§ What this task involves: The complete set of records should be given again verbatim.

======

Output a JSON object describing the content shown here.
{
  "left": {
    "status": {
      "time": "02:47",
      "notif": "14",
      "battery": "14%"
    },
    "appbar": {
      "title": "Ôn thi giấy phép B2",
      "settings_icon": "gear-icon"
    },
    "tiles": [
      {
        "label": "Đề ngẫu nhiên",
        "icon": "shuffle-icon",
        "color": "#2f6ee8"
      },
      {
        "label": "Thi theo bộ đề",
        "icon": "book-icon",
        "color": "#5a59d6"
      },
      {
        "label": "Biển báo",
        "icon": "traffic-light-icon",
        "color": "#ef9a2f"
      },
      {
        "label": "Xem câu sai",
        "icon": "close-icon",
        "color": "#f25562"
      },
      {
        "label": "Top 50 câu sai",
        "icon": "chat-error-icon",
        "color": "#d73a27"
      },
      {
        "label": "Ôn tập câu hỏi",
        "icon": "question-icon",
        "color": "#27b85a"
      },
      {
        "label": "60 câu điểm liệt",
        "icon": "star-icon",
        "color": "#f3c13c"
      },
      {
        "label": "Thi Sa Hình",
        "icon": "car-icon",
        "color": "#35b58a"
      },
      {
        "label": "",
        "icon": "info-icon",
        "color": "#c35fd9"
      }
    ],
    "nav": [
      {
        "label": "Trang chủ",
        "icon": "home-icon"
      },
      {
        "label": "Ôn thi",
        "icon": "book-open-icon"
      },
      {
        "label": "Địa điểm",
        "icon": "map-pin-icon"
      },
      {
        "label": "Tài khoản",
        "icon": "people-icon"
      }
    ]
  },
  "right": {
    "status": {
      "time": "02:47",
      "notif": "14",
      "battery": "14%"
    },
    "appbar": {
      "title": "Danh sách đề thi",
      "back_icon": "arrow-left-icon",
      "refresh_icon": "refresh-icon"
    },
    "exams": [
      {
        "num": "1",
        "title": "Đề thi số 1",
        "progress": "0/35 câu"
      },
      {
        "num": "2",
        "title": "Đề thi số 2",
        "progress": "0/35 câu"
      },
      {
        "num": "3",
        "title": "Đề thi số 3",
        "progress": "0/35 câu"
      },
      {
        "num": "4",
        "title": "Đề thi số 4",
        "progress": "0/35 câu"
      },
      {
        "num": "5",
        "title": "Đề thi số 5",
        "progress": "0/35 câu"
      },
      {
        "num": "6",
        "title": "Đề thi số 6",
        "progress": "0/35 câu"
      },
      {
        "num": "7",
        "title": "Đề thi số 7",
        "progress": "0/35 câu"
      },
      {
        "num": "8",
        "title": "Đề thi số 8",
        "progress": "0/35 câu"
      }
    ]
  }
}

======

§ Exercise solution:
Output a JSON object describing the content shown here.
{
  "left": {
    "status": {
      "time": "02:47",
      "notif": "14",
      "battery": "14%"
    },
    "appbar": {
      "title": "Ôn thi giấy phép B2",
      "settings_icon": "gear-icon"
    },
    "tiles": [
      {
        "label": "Đề ngẫu nhiên",
        "icon": "shuffle-icon",
        "color": "#2f6ee8"
      },
      {
        "label": "Thi theo bộ đề",
        "icon": "book-icon",
        "color": "#5a59d6"
      },
      {
        "label": "Biển báo",
        "icon": "traffic-light-icon",
        "color": "#ef9a2f"
      },
      {
        "label": "Xem câu sai",
        "icon": "close-icon",
        "color": "#f25562"
      },
      {
        "label": "Top 50 câu sai",
        "icon": "chat-error-icon",
        "color": "#d73a27"
      },
      {
        "label": "Ôn tập câu hỏi",
        "icon": "question-icon",
        "color": "#27b85a"
      },
      {
        "label": "60 câu điểm liệt",
        "icon": "star-icon",
        "color": "#f3c13c"
      },
      {
        "label": "Thi Sa Hình",
        "icon": "car-icon",
        "color": "#35b58a"
      },
      {
        "label": "",
        "icon": "info-icon",
        "color": "#c35fd9"
      }
    ],
    "nav": [
      {
        "label": "Trang chủ",
        "icon": "home-icon"
      },
      {
        "label": "Ôn thi",
        "icon": "book-open-icon"
      },
      {
        "label": "Địa điểm",
        "icon": "map-pin-icon"
      },
      {
        "label": "Tài khoản",
        "icon": "people-icon"
      }
    ]
  },
  "right": {
    "status": {
      "time": "02:47",
      "notif": "14",
      "battery": "14%"
    },
    "appbar": {
      "title": "Danh sách đề thi",
      "back_icon": "arrow-left-icon",
      "refresh_icon": "refresh-icon"
    },
    "exams": [
      {
        "num": "1",
        "title": "Đề thi số 1",
        "progress": "0/35 câu"
      },
      {
        "num": "2",
        "title": "Đề thi số 2",
        "progress": "0/35 câu"
      },
      {
        "num": "3",
        "title": "Đề thi số 3",
        "progress": "0/35 câu"
      },
      {
        "num": "4",
        "title": "Đề thi số 4",
        "progress": "0/35 câu"
      },
      {
        "num": "5",
        "title": "Đề thi số 5",
        "progress": "0/35 câu"
      },
      {
        "num": "6",
        "title": "Đề thi số 6",
        "progress": "0/35 câu"
      },
      {
        "num": "7",
        "title": "Đề thi số 7",
        "progress": "0/35 câu"
      },
      {
        "num": "8",
        "title": "Đề thi số 8",
        "progress": "0/35 câu"
      }
    ]
  }
}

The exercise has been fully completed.